You may have noticed we’ve gone a bit girly. So, here is one hell of an all girl band, who in their early days were more about having a good time than being particularly proficient on their instruments:
This is one of those records that my brother and I both bought; he owned it first, of course, I went and got it after seeing them pop up on the Indie Chart section of The Chart Show, when it used to be on Channel 4 on a Friday evening, before it moved to Saturday lunchtimes on ITV. Now, like most music on British TV, it’s nowhere.
Anyway, what I love most about my version of this record is the fact it’s a 12″ and all 5 tracks are crammed onto one side. On the other side, this:
Not sure if that comes across well, but those are etched drawings of each of the girls in the band, or as eil.com call it a “1986 UK limited edition autographed and picture etched 5-track 12” ‘.
We’ve Got a Fuzzbox and We’re Gonna Use It resurfaced a few years later, with a truncated name (“Fuzzbox”) and a more glossy, polished sound and image, and frankly the appeal was gone for me by then. As Billy Bragg (yes, him again) said on his version of “Walk Away Renee” that I posted a while ago: “Then one day she cut her hair, and I stopped loving her”.
Moving on to 1991, and to the short-lived riot grrrl scene, and another all-girl band, named after the transport of choice for the heroine in Pedro Almodovar’s movie “Women on the Verge of a Nervous Breakdown”:
That’s one of the greatest song titles ever, and quite why I haven’t kept my powder dry and posted it in my “The One and Only” thread instead of here is beyond me.
Now, I have absolutely now idea how I came into possession of this next track.
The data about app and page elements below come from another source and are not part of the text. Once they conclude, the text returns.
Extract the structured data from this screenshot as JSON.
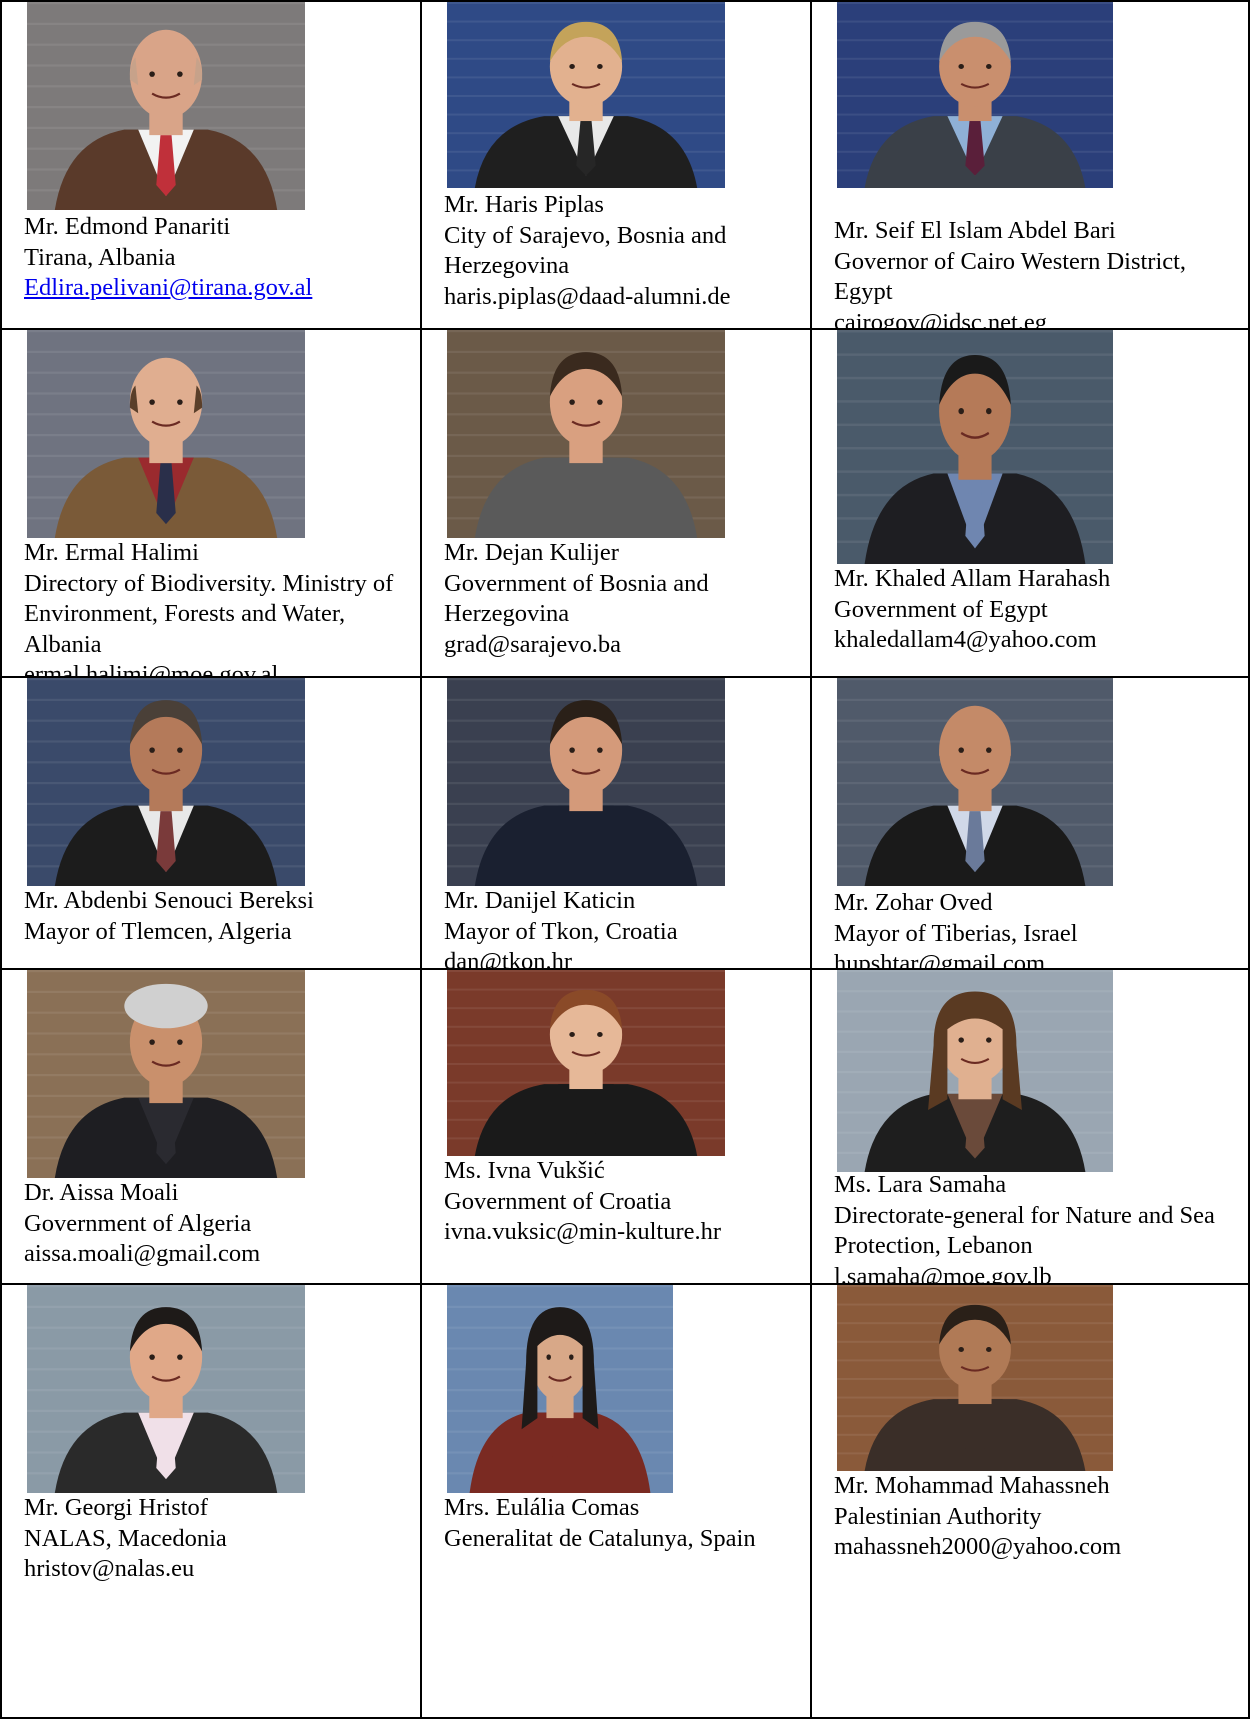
{
  "rows": [
    [
      {
        "name": "Mr. Edmond Panariti",
        "affiliation": "Tirana, Albania",
        "email": "Edlira.pelivani@tirana.gov.al",
        "email_link": true,
        "photo": {
          "bg": "#7d7a7a",
          "suit": "#5a3a2a",
          "shirt": "#f2f2f2",
          "tie": "#c0303a",
          "skin": "#d9a488",
          "hair": "#c7a28a",
          "head": "bald"
        }
      },
      {
        "name": "Mr. Haris Piplas",
        "affiliation": "City of Sarajevo, Bosnia and Herzegovina",
        "email": "haris.piplas@daad-alumni.de",
        "email_link": false,
        "photo": {
          "bg": "#2f4a86",
          "suit": "#1f1f1f",
          "shirt": "#e8e8e8",
          "tie": "#262626",
          "skin": "#e2b18f",
          "hair": "#c4a35a",
          "head": "short"
        }
      },
      {
        "name": "Mr. Seif El Islam Abdel Bari",
        "affiliation": "Governor of Cairo Western District, Egypt",
        "email": "cairogov@idsc.net.eg",
        "email_link": false,
        "photo": {
          "bg": "#2b3f7a",
          "suit": "#3a4048",
          "shirt": "#8fb0d6",
          "tie": "#5a1f3a",
          "skin": "#c98f6e",
          "hair": "#9a9a9a",
          "head": "short"
        }
      }
    ],
    [
      {
        "name": "Mr. Ermal Halimi",
        "affiliation": "Directory of Biodiversity. Ministry of Environment, Forests and Water, Albania",
        "email": "ermal.halimi@moe.gov.al",
        "email_link": false,
        "photo": {
          "bg": "#6f7380",
          "suit": "#7a5a38",
          "shirt": "#9a2a2e",
          "tie": "#2a2f4a",
          "skin": "#e0ae90",
          "hair": "#5a3f2a",
          "head": "bald"
        }
      },
      {
        "name": "Mr. Dejan Kulijer",
        "affiliation": "Government of Bosnia and Herzegovina",
        "email": "grad@sarajevo.ba",
        "email_link": false,
        "photo": {
          "bg": "#6b5a48",
          "suit": "#5a5a5a",
          "shirt": "#5a5a5a",
          "tie": "#5a5a5a",
          "skin": "#d9a080",
          "hair": "#3a2a1e",
          "head": "short"
        }
      },
      {
        "name": "Mr. Khaled Allam Harahash",
        "affiliation": "Government of Egypt",
        "email": "khaledallam4@yahoo.com",
        "email_link": false,
        "photo": {
          "bg": "#4a5a6a",
          "suit": "#1e1e22",
          "shirt": "#6f86b0",
          "tie": "#6f86b0",
          "skin": "#b57a58",
          "hair": "#1a1a1a",
          "head": "short"
        }
      }
    ],
    [
      {
        "name": "Mr. Abdenbi Senouci Bereksi",
        "affiliation": "Mayor of Tlemcen, Algeria",
        "email": "",
        "email_link": false,
        "photo": {
          "bg": "#3a4a6a",
          "suit": "#1c1c1c",
          "shirt": "#e8e8e8",
          "tie": "#7a3a3a",
          "skin": "#b47a5a",
          "hair": "#4a4038",
          "head": "short"
        }
      },
      {
        "name": "Mr. Danijel Katicin",
        "affiliation": "Mayor of Tkon, Croatia",
        "email": "dan@tkon.hr",
        "email_link": false,
        "photo": {
          "bg": "#3a4050",
          "suit": "#1a2030",
          "shirt": "#1a2030",
          "tie": "#1a2030",
          "skin": "#d49a7a",
          "hair": "#2a2018",
          "head": "short"
        }
      },
      {
        "name": "Mr. Zohar Oved",
        "affiliation": "Mayor of Tiberias, Israel",
        "email": "hupshtar@gmail.com",
        "email_link": false,
        "photo": {
          "bg": "#505a6a",
          "suit": "#1a1a1a",
          "shirt": "#d0d8e8",
          "tie": "#6a7a9a",
          "skin": "#c48a68",
          "hair": "#c48a68",
          "head": "bald"
        }
      }
    ],
    [
      {
        "name": "Dr. Aissa Moali",
        "affiliation": "Government of Algeria",
        "email": "aissa.moali@gmail.com",
        "email_link": false,
        "photo": {
          "bg": "#8a7056",
          "suit": "#1e1e22",
          "shirt": "#2a2a30",
          "tie": "#2a2a30",
          "skin": "#c9906c",
          "hair": "#d0d0d0",
          "head": "curly"
        }
      },
      {
        "name": "Ms. Ivna Vukšić",
        "affiliation": "Government of Croatia",
        "email": "ivna.vuksic@min-kulture.hr",
        "email_link": false,
        "photo": {
          "bg": "#7a3a2a",
          "suit": "#1a1a1a",
          "shirt": "#1a1a1a",
          "tie": "#1a1a1a",
          "skin": "#e6b898",
          "hair": "#8a4a28",
          "head": "short"
        }
      },
      {
        "name": "Ms. Lara Samaha",
        "affiliation": "Directorate-general for Nature and Sea Protection, Lebanon",
        "email": "l.samaha@moe.gov.lb",
        "email_link": false,
        "photo": {
          "bg": "#9aa6b2",
          "suit": "#1e1e1e",
          "shirt": "#6a4a3a",
          "tie": "#6a4a3a",
          "skin": "#e0b090",
          "hair": "#5a3a22",
          "head": "long"
        }
      }
    ],
    [
      {
        "name": "Mr. Georgi Hristof",
        "affiliation": "NALAS, Macedonia",
        "email": "hristov@nalas.eu",
        "email_link": false,
        "photo": {
          "bg": "#8a9aa6",
          "suit": "#2a2a2a",
          "shirt": "#f0e0e8",
          "tie": "#f0e0e8",
          "skin": "#e0a888",
          "hair": "#1e1a18",
          "head": "short"
        }
      },
      {
        "name": "Mrs. Eulália Comas",
        "affiliation": "Generalitat de Catalunya, Spain",
        "email": "",
        "email_link": false,
        "photo": {
          "bg": "#6a88b0",
          "suit": "#7a2a22",
          "shirt": "#7a2a22",
          "tie": "#7a2a22",
          "skin": "#d8a888",
          "hair": "#1e1a18",
          "head": "long"
        }
      },
      {
        "name": "Mr. Mohammad Mahassneh",
        "affiliation": "Palestinian Authority",
        "email": "mahassneh2000@yahoo.com",
        "email_link": false,
        "photo": {
          "bg": "#8a5a3a",
          "suit": "#3a2e28",
          "shirt": "#3a2e28",
          "tie": "#3a2e28",
          "skin": "#b07a56",
          "hair": "#2a2018",
          "head": "short"
        }
      }
    ]
  ]
}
It wasn’t a single, it featured on the artistes only solo album, and even then only as a bonus track on the Japanese release of it.
It is, however, one of my favourite ever out-and-out pop songs, wittily skewing that revolting old sexist comment blokes make about shagging an ugly girl with a paper bag over her head. Here though, the roles are reversed; the singer is in a club having recently split with her ex, and to quote The Suit You salesmen from the Fast Show, she “wants it” – so much so that she pulls a guy with roughly the same build as her former beau, and takes him home on the condition that when they sleep together he wears a paper bag over his head:
Go on, just you try and listen to that without bouncing round the room and joining in the “Yeh Yeh”s in the chorus. You can’t can you?
Another Brit-poppy tune next, from a band who found their most commercial success around the same time, having previously flirted with the idea of fame and fortune in their shoe-gazey, ethereal phase a few years earlier:
Lush announced they would be reforming and playing some dates and releasing some new material in 2016; if they play this live, as they surely must, I’ll be regretting not getting tickets.
Okay, time to wrap things up for another week, and this one’s an absolute doozy. Released in 1983, co-written by Todd Rundgren and Stevie Winwood and featuring Carly Simon on vocals at the chorus, but mostly the brainchild of photographer-turned-singer/performer Lynn Goldsmith, this is a “How To” guide to ensuring your first date ends well: